Date of Graduation
Doctor of Philosophy in Physics (PhD)
Second Committee Member
Third Committee Member
Fourth Committee Member
Pure sciences, Electromagnetically induced transparency, Multistateatoms, Optical ring cavity, Spectroscopy
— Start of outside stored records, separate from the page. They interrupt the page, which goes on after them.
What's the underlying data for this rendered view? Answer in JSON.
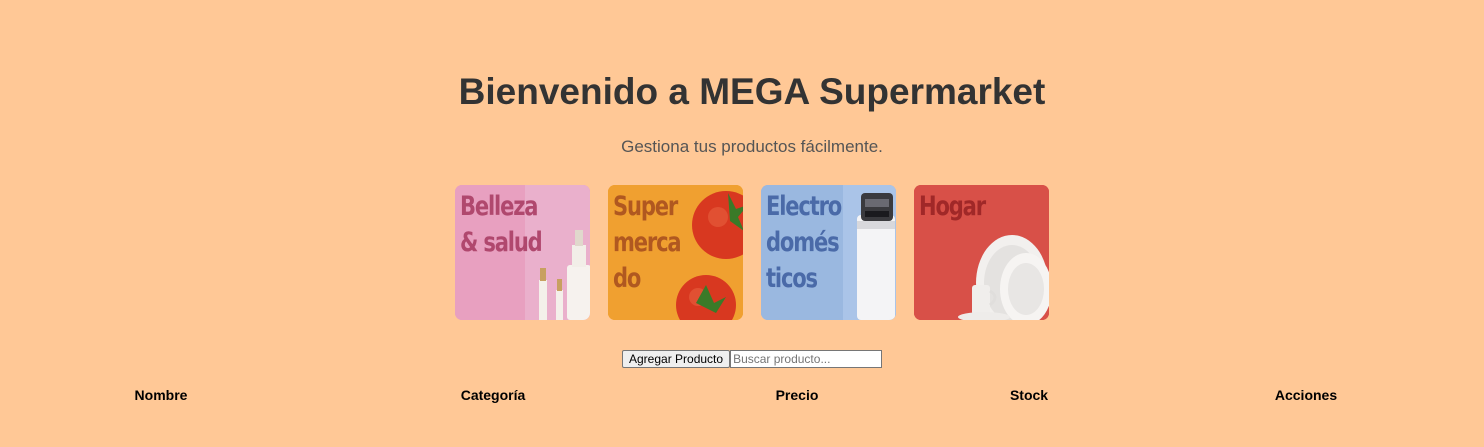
{
  "header": {
    "title": "Bienvenido a MEGA Supermarket",
    "subtitle": "Gestiona tus productos fácilmente."
  },
  "categories": [
    {
      "label": "Belleza\n& salud",
      "bg": "#e8a0c0",
      "text_color": "#b0486e",
      "art": "cosmetics-bottles-icon"
    },
    {
      "label": "Super\nmerca\ndo",
      "bg": "#f0a030",
      "text_color": "#b05820",
      "art": "tomato-icon"
    },
    {
      "label": "Electro\ndomés\nticos",
      "bg": "#9ab8e0",
      "text_color": "#4a6aa8",
      "art": "appliance-icon"
    },
    {
      "label": "Hogar",
      "bg": "#d85048",
      "text_color": "#a02828",
      "art": "dishes-icon"
    }
  ],
  "toolbar": {
    "add_label": "Agregar Producto",
    "search_placeholder": "Buscar producto..."
  },
  "table": {
    "columns": [
      "Nombre",
      "Categoría",
      "Precio",
      "Stock",
      "Acciones"
    ],
    "rows": []
  },
  "colors": {
    "page_bg": "#ffc896",
    "title": "#333333"
  }
}
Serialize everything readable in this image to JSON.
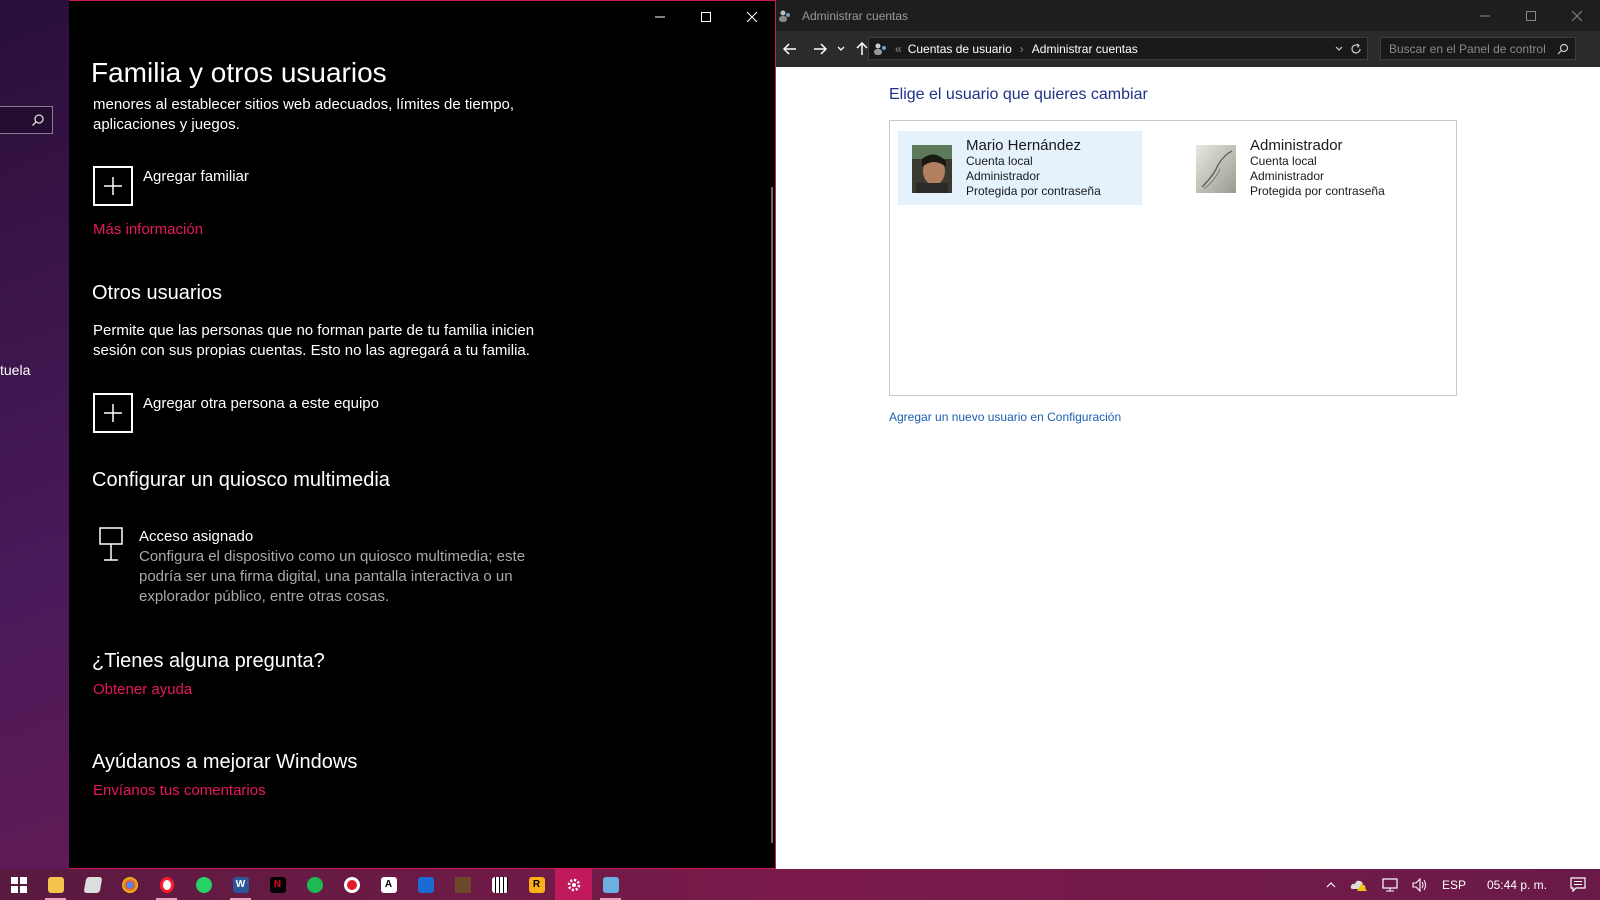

This thesis mainly focuses on the experimental investigations of electromagnetically induced transparency (EIT) related phenomena in various systems involving multilevel atoms inside an optical ring cavity. Semiclassical methods, e.g. density-matrix equations, are used through out this thesis to simulate the experimental results. First, the cavity transmission spectrum can be significantly modified when multilevel atoms are placed inside an optical ring cavity. Such coupled atom-cavity systems are well explained by the intracavity dispersion/absorption properties. Specifically, three-level lambda-type, four-level N-type and double-lambda-type atoms inside an optical ring cavity are investigated by examining their cavity transmission spectra. Second, optical multistability (OM) has been demonstrated with EIT atoms inside an optical ring cavity. Such OM has been utilized to realize a controllable optical multistate switch, which can be modeled as a triple-well system. Third, self-Kerr nonlinearities of multilevel atoms are measured in an optical ring cavity by scanning the cavity length. Fourth, bright Stokes and anti-Stokes fields are generated simultaneously in a doubly-resonant atomic optical parametric oscillator (AOPO). In addition, vacuum-induced absorption and noise correlations are studied in the AOPO system. Last, a theoretical model is proposed to realize parity-time (PT) symmetry in a four-level N-type atomic system by spatially modifying the complex refractive index in free space. Moreover, the experimental progress is made to observe discrete diffraction pattern in an optically induced lattice by interfering with plane waves in a coherent atomic medium.
Sheng, J. (2013). Steady-State Switching and Dispersion/Absorption Spectroscopy of Multistate Atoms Inside an Optical Ring Cavity. Graduate Theses and Dissertations Retrieved from https://scholarworks.uark.edu/etd/970